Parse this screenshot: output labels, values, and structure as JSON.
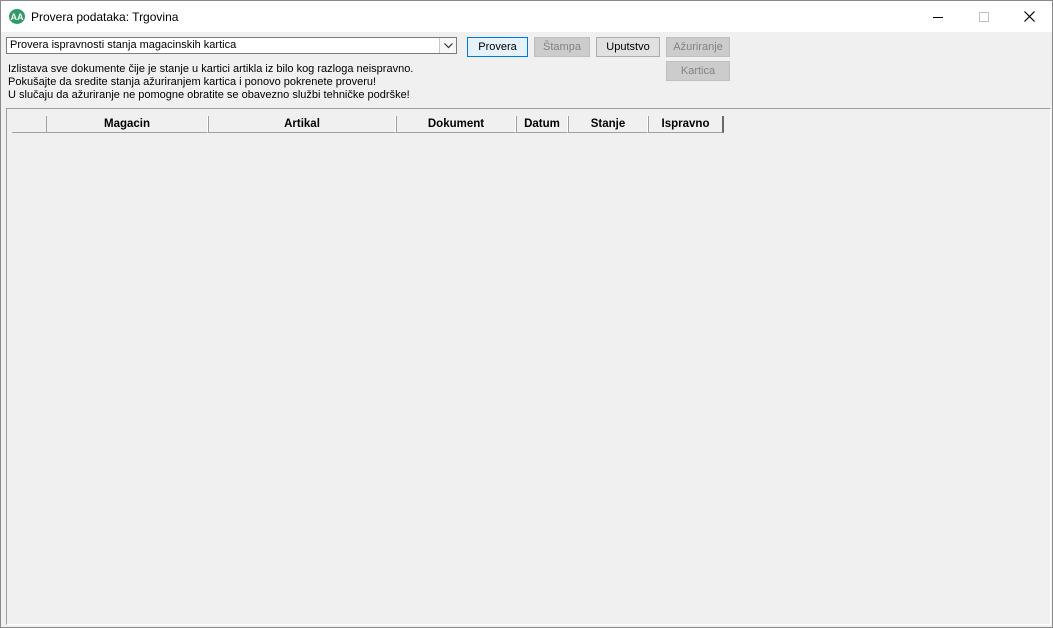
{
  "window": {
    "title": "Provera podataka: Trgovina",
    "app_icon": "app-logo-icon",
    "controls": [
      "minimize-icon",
      "maximize-icon",
      "close-icon"
    ]
  },
  "toolbar": {
    "check_select": {
      "value": "Provera ispravnosti stanja magacinskih kartica"
    },
    "buttons": {
      "provera": "Provera",
      "stampa": "Štampa",
      "uputstvo": "Uputstvo",
      "azuriranje": "Ažuriranje",
      "kartica": "Kartica"
    }
  },
  "description": {
    "line1": "Izlistava sve dokumente čije je stanje u kartici artikla iz bilo kog razloga neispravno.",
    "line2": "Pokušajte da sredite stanja ažuriranjem kartica i ponovo pokrenete proveru!",
    "line3": "U slučaju da ažuriranje ne pomogne obratite se obavezno službi tehničke podrške!"
  },
  "grid": {
    "columns": [
      "Magacin",
      "Artikal",
      "Dokument",
      "Datum",
      "Stanje",
      "Ispravno"
    ],
    "rows": []
  },
  "colors": {
    "primary_button_border": "#0078d7",
    "primary_button_bg": "#e5f1fb",
    "disabled_text": "#838383",
    "window_bg": "#f0f0f0"
  }
}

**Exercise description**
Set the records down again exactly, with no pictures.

**Written response**
Parse this screenshot: output labels, values, and structure as JSON.
{
  "window": {
    "title": "Provera podataka: Trgovina",
    "app_icon": "app-logo-icon",
    "controls": [
      "minimize-icon",
      "maximize-icon",
      "close-icon"
    ]
  },
  "toolbar": {
    "check_select": {
      "value": "Provera ispravnosti stanja magacinskih kartica"
    },
    "buttons": {
      "provera": "Provera",
      "stampa": "Štampa",
      "uputstvo": "Uputstvo",
      "azuriranje": "Ažuriranje",
      "kartica": "Kartica"
    }
  },
  "description": {
    "line1": "Izlistava sve dokumente čije je stanje u kartici artikla iz bilo kog razloga neispravno.",
    "line2": "Pokušajte da sredite stanja ažuriranjem kartica i ponovo pokrenete proveru!",
    "line3": "U slučaju da ažuriranje ne pomogne obratite se obavezno službi tehničke podrške!"
  },
  "grid": {
    "columns": [
      "Magacin",
      "Artikal",
      "Dokument",
      "Datum",
      "Stanje",
      "Ispravno"
    ],
    "rows": []
  },
  "colors": {
    "primary_button_border": "#0078d7",
    "primary_button_bg": "#e5f1fb",
    "disabled_text": "#838383",
    "window_bg": "#f0f0f0"
  }
}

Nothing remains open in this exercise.